All the entries need to be duplicated exactly, with the pictures omitted.

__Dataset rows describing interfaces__
---------------

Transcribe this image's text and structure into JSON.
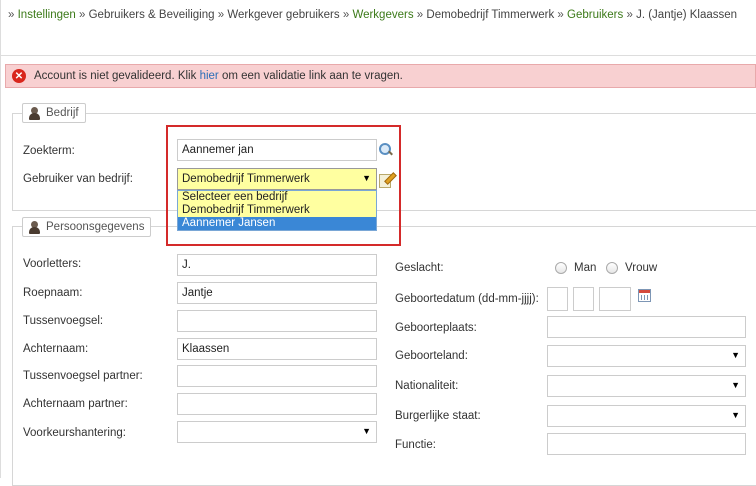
{
  "breadcrumb": {
    "items": [
      {
        "label": "Instellingen",
        "link": true
      },
      {
        "label": "Gebruikers & Beveiliging",
        "link": false
      },
      {
        "label": "Werkgever gebruikers",
        "link": false
      },
      {
        "label": "Werkgevers",
        "link": true
      },
      {
        "label": "Demobedrijf Timmerwerk",
        "link": false
      },
      {
        "label": "Gebruikers",
        "link": true
      },
      {
        "label": "J. (Jantje) Klaassen",
        "link": false
      }
    ],
    "separator": "»"
  },
  "alert": {
    "text_before": "Account is niet gevalideerd. Klik ",
    "link_text": "hier",
    "text_after": " om een validatie link aan te vragen."
  },
  "bedrijf": {
    "legend": "Bedrijf",
    "search_label": "Zoekterm:",
    "search_value": "Aannemer jan",
    "company_label": "Gebruiker van bedrijf:",
    "company_selected": "Demobedrijf Timmerwerk",
    "options": [
      "Selecteer een bedrijf",
      "Demobedrijf Timmerwerk",
      "Aannemer Jansen"
    ],
    "highlighted_option": "Aannemer Jansen"
  },
  "persoon": {
    "legend": "Persoonsgegevens",
    "left": [
      {
        "label": "Voorletters:",
        "value": "J.",
        "type": "text"
      },
      {
        "label": "Roepnaam:",
        "value": "Jantje",
        "type": "text"
      },
      {
        "label": "Tussenvoegsel:",
        "value": "",
        "type": "text"
      },
      {
        "label": "Achternaam:",
        "value": "Klaassen",
        "type": "text"
      },
      {
        "label": "Tussenvoegsel partner:",
        "value": "",
        "type": "text"
      },
      {
        "label": "Achternaam partner:",
        "value": "",
        "type": "text"
      },
      {
        "label": "Voorkeurshantering:",
        "value": "",
        "type": "select"
      }
    ],
    "gender_label": "Geslacht:",
    "gender_options": [
      "Man",
      "Vrouw"
    ],
    "birthdate_label": "Geboortedatum (dd-mm-jjjj):",
    "birthplace_label": "Geboorteplaats:",
    "birthcountry_label": "Geboorteland:",
    "nationality_label": "Nationaliteit:",
    "marital_label": "Burgerlijke staat:",
    "function_label": "Functie:"
  },
  "colors": {
    "link_green": "#3c7a19",
    "alert_bg": "#f8d0d1",
    "error_red": "#d9261c",
    "highlight_box": "#d42a2a",
    "option_selected": "#3a87d6"
  }
}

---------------

__TASK SOLUTION__
Transcribe this image's text and structure into JSON.
{
  "breadcrumb": {
    "items": [
      {
        "label": "Instellingen",
        "link": true
      },
      {
        "label": "Gebruikers & Beveiliging",
        "link": false
      },
      {
        "label": "Werkgever gebruikers",
        "link": false
      },
      {
        "label": "Werkgevers",
        "link": true
      },
      {
        "label": "Demobedrijf Timmerwerk",
        "link": false
      },
      {
        "label": "Gebruikers",
        "link": true
      },
      {
        "label": "J. (Jantje) Klaassen",
        "link": false
      }
    ],
    "separator": "»"
  },
  "alert": {
    "text_before": "Account is niet gevalideerd. Klik ",
    "link_text": "hier",
    "text_after": " om een validatie link aan te vragen."
  },
  "bedrijf": {
    "legend": "Bedrijf",
    "search_label": "Zoekterm:",
    "search_value": "Aannemer jan",
    "company_label": "Gebruiker van bedrijf:",
    "company_selected": "Demobedrijf Timmerwerk",
    "options": [
      "Selecteer een bedrijf",
      "Demobedrijf Timmerwerk",
      "Aannemer Jansen"
    ],
    "highlighted_option": "Aannemer Jansen"
  },
  "persoon": {
    "legend": "Persoonsgegevens",
    "left": [
      {
        "label": "Voorletters:",
        "value": "J.",
        "type": "text"
      },
      {
        "label": "Roepnaam:",
        "value": "Jantje",
        "type": "text"
      },
      {
        "label": "Tussenvoegsel:",
        "value": "",
        "type": "text"
      },
      {
        "label": "Achternaam:",
        "value": "Klaassen",
        "type": "text"
      },
      {
        "label": "Tussenvoegsel partner:",
        "value": "",
        "type": "text"
      },
      {
        "label": "Achternaam partner:",
        "value": "",
        "type": "text"
      },
      {
        "label": "Voorkeurshantering:",
        "value": "",
        "type": "select"
      }
    ],
    "gender_label": "Geslacht:",
    "gender_options": [
      "Man",
      "Vrouw"
    ],
    "birthdate_label": "Geboortedatum (dd-mm-jjjj):",
    "birthplace_label": "Geboorteplaats:",
    "birthcountry_label": "Geboorteland:",
    "nationality_label": "Nationaliteit:",
    "marital_label": "Burgerlijke staat:",
    "function_label": "Functie:"
  },
  "colors": {
    "link_green": "#3c7a19",
    "alert_bg": "#f8d0d1",
    "error_red": "#d9261c",
    "highlight_box": "#d42a2a",
    "option_selected": "#3a87d6"
  }
}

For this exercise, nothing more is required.